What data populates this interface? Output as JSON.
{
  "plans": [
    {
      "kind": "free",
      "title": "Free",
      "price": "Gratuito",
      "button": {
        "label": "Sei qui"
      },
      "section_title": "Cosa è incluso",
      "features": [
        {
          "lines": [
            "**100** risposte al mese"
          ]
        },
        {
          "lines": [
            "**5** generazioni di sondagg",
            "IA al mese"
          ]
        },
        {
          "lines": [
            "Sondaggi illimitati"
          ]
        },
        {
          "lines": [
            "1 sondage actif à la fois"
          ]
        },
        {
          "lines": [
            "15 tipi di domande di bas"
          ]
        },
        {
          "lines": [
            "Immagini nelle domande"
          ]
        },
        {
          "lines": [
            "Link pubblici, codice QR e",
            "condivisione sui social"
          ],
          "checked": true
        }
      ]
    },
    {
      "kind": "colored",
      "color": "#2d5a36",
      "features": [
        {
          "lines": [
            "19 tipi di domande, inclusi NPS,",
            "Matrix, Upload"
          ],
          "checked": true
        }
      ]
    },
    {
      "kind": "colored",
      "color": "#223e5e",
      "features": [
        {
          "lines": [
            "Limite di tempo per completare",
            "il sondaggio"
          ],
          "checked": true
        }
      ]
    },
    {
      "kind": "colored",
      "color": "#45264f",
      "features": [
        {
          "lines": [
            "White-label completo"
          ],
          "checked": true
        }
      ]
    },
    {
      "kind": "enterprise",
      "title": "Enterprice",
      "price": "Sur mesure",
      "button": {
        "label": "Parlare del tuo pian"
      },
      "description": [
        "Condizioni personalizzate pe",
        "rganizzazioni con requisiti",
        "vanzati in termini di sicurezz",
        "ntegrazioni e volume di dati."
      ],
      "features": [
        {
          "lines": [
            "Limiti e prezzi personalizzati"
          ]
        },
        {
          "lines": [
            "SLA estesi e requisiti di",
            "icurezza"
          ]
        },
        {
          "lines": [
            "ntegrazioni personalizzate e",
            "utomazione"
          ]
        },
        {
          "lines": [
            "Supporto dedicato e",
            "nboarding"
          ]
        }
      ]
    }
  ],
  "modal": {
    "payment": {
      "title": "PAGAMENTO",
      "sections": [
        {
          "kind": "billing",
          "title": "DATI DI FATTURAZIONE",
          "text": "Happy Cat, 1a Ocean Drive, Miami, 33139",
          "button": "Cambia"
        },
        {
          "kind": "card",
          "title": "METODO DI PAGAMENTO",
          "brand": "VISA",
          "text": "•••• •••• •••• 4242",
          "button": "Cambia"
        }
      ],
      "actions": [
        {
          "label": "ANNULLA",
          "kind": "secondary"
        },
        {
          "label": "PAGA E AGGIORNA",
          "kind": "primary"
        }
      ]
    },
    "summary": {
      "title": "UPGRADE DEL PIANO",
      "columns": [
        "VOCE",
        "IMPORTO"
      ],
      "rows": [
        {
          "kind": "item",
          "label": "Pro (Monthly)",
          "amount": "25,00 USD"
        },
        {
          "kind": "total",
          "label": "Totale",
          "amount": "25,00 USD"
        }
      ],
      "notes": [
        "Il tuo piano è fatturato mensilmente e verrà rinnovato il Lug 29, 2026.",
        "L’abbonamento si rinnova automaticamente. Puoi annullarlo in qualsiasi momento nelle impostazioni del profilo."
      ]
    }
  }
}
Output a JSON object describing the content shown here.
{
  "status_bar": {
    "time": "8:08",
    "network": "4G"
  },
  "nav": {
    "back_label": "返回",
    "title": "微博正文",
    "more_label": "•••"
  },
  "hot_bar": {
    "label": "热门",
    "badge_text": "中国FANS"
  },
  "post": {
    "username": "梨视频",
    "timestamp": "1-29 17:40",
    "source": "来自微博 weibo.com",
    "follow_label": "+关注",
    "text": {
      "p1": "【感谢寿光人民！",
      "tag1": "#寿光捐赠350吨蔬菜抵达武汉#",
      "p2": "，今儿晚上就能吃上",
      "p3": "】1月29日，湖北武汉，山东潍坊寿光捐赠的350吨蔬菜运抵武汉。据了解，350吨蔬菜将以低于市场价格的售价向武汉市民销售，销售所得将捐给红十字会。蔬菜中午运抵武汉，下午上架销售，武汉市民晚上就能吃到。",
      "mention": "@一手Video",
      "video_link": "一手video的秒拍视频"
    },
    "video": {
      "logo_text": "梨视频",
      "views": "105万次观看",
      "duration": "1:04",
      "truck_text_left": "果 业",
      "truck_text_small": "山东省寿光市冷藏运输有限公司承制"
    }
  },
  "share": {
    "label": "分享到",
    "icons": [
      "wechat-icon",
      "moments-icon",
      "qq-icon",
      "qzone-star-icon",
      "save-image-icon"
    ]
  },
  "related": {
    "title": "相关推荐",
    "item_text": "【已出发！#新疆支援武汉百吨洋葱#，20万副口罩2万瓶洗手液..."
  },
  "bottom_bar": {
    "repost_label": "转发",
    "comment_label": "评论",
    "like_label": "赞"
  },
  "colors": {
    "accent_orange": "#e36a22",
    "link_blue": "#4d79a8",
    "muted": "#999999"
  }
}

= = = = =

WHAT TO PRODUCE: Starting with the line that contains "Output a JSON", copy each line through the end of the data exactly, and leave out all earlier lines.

RESULT OF THE TASK:
Output a JSON object describing the content shown here.
{
  "status_bar": {
    "time": "8:08",
    "network": "4G"
  },
  "nav": {
    "back_label": "返回",
    "title": "微博正文",
    "more_label": "•••"
  },
  "hot_bar": {
    "label": "热门",
    "badge_text": "中国FANS"
  },
  "post": {
    "username": "梨视频",
    "timestamp": "1-29 17:40",
    "source": "来自微博 weibo.com",
    "follow_label": "+关注",
    "text": {
      "p1": "【感谢寿光人民！",
      "tag1": "#寿光捐赠350吨蔬菜抵达武汉#",
      "p2": "，今儿晚上就能吃上",
      "p3": "】1月29日，湖北武汉，山东潍坊寿光捐赠的350吨蔬菜运抵武汉。据了解，350吨蔬菜将以低于市场价格的售价向武汉市民销售，销售所得将捐给红十字会。蔬菜中午运抵武汉，下午上架销售，武汉市民晚上就能吃到。",
      "mention": "@一手Video",
      "video_link": "一手video的秒拍视频"
    },
    "video": {
      "logo_text": "梨视频",
      "views": "105万次观看",
      "duration": "1:04",
      "truck_text_left": "果 业",
      "truck_text_small": "山东省寿光市冷藏运输有限公司承制"
    }
  },
  "share": {
    "label": "分享到",
    "icons": [
      "wechat-icon",
      "moments-icon",
      "qq-icon",
      "qzone-star-icon",
      "save-image-icon"
    ]
  },
  "related": {
    "title": "相关推荐",
    "item_text": "【已出发！#新疆支援武汉百吨洋葱#，20万副口罩2万瓶洗手液..."
  },
  "bottom_bar": {
    "repost_label": "转发",
    "comment_label": "评论",
    "like_label": "赞"
  },
  "colors": {
    "accent_orange": "#e36a22",
    "link_blue": "#4d79a8",
    "muted": "#999999"
  }
}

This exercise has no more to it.